What are the effects of racial group cues on crime control policy preferences? I develop and test a theory of how people support different policy responses to crime. Existing theories often highlight the impact of identity on support for capital punishment, minimum sentencing law, or other such policies, yet the effects of attitudes toward race and party cues are overlooked. In this paper, I show that people’s dispositions toward racial and political groups affect criminal justice policy preferences. In a conjoint design and a follow-up survey experiment, I show that the effect of racial group cues depends on the person’s reported race. People of color positively follow cues from their in-group, but respondents who reported a white identity follow out-group racial cues and distrust their in-group. Moreover, cues from people’s political out-group motivate policy opposition.
The Effect of Causal Attribution on Dangerousness and Race Perceptions

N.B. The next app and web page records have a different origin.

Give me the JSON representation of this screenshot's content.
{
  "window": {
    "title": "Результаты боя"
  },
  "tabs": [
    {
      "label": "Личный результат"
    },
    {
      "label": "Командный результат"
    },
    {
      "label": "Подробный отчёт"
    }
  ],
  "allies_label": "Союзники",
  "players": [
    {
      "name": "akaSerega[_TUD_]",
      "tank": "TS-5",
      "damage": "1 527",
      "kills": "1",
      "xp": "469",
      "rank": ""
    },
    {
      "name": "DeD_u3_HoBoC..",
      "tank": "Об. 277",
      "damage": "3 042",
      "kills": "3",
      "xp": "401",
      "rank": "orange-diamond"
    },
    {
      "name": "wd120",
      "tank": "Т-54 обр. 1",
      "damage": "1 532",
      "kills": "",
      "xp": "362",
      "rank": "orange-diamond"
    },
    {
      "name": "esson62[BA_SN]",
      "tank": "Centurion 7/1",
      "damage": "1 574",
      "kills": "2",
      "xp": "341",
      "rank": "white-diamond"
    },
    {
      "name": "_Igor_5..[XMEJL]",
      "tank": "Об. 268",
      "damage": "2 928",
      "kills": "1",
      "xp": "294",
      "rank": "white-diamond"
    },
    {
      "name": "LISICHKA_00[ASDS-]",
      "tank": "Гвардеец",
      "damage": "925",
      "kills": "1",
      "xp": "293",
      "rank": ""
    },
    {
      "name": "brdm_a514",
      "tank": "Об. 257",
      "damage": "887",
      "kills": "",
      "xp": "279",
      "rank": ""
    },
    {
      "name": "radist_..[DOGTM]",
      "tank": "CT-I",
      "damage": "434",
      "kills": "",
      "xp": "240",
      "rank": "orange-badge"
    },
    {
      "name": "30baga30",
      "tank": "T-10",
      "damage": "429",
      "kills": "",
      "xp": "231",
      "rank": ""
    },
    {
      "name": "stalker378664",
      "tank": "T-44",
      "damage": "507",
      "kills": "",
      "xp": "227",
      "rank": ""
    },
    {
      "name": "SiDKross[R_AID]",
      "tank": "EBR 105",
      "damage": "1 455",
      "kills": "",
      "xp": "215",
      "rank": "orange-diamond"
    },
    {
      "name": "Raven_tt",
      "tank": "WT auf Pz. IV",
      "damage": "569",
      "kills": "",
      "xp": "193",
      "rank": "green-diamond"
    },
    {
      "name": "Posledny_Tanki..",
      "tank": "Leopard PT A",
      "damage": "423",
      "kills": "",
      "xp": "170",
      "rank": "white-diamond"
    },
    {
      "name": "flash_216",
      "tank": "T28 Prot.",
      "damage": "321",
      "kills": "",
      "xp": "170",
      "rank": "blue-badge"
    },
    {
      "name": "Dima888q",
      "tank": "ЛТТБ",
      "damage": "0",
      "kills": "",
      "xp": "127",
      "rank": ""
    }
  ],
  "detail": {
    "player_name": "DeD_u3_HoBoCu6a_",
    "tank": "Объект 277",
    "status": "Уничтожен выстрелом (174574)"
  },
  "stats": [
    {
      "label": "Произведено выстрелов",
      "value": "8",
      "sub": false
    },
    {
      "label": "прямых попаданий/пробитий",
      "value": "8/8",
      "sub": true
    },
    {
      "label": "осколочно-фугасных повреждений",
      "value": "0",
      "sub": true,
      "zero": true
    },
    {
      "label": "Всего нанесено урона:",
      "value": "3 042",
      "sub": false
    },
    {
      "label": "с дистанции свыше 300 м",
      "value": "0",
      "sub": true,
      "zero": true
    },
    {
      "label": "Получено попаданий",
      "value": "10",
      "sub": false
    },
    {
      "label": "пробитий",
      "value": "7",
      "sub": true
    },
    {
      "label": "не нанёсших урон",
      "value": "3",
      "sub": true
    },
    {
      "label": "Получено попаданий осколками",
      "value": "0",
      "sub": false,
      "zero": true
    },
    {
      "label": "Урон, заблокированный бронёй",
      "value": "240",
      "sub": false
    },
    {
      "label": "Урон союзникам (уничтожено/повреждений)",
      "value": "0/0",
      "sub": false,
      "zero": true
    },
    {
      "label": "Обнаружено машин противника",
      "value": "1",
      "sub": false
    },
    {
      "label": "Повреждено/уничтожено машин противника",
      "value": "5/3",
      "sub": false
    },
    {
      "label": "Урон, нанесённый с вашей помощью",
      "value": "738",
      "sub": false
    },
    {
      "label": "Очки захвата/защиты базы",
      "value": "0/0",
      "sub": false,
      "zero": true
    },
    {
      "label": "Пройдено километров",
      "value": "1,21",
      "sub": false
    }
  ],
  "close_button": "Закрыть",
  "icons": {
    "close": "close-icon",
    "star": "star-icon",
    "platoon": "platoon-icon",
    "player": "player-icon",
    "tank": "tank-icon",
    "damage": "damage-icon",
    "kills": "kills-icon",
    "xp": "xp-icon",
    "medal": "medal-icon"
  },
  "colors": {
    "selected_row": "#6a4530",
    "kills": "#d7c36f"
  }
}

What affects perceptions of dangerousness? Assessing whether an individual poses a risk to society is a routine activity throughout the criminal legal system. Decision makers may consider professional risk assessments, but the decision is subjective and might rely on heuristics. Psychology research finds that the Fundamental Attribution Error affects perceptions of morality through the belief that the actions of others are the direct outcome of personality or character. However, less is known about its effect on perceptions of dangerousness. Across two online experiments (N = 1005 and N = 276), I examine how a putative parole candidate’s choice to attribute their crime to dispositional or situational factors affects people’s perceptions of dangerousness and racial classification. The studies show that the use of situational attribution increased perceptions of dangerousness when the participant did not accept the situational account of the candidate as valid. Moreover, attributing the causes of crime to the situation and the environment predicts perceiving the parole candidate as a person of color. Understanding what affects perceptions of dangerousness is crucial for the criminal legal system, and policy suggestions are discussed.
The Effect of DA Elections on Public Safety
What is the effect of a political struggle between a district attorney (DA) and a police department on public safety? During the tenure of Chesa Boudin as San Francisco’s DA, a political rivalry developed between the district’s prosecutors and police department. Typically partners, the DA’s office under Boudin's leadership vowed to tighten up police accountability in response to misconduct allegations. In 2022 a political campaign to recall Boudin succeeded, resulting in Boudin’s electoral defeat (June) and leave of office (July). In this paper, we estimate the effect of the police department taking sides in a political campaign. We show that there was a sharp change in the jail population after the recall and argue that it is attributed to changes in police behavior, not DA preferences: an increase in crime reports, in police stops for traffic and public order offenses, and in arrests. This paper suggests that police departments react to political pressure and might influence local elections.